_Instructions for the task_.
Below is a block of records. Copy every line in it that contains the word "words".

_Materials provided_.
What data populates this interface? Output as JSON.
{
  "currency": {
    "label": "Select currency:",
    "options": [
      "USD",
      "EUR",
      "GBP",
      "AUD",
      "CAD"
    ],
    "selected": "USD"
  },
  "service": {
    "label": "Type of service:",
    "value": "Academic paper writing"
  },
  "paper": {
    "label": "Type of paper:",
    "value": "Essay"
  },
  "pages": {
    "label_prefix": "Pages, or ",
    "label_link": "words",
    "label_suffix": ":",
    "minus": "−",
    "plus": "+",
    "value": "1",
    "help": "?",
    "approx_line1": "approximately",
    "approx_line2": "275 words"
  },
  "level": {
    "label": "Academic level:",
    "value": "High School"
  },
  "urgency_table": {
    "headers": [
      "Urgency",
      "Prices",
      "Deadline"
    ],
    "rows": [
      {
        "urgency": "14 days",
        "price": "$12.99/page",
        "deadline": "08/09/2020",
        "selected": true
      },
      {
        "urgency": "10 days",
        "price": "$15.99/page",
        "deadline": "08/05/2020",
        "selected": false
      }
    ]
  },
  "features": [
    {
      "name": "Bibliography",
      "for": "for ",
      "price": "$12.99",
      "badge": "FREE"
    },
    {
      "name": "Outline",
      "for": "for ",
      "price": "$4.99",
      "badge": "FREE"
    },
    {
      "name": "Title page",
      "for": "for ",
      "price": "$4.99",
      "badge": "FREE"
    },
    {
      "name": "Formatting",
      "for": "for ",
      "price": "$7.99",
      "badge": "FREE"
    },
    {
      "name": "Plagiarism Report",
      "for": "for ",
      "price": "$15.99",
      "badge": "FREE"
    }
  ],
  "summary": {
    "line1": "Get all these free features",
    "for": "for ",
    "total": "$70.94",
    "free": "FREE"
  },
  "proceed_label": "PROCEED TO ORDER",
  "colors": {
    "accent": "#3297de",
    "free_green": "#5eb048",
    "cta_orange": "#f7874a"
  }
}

_Response to the exercise_.
    "label_link": "words",
    "approx_line2": "275 words"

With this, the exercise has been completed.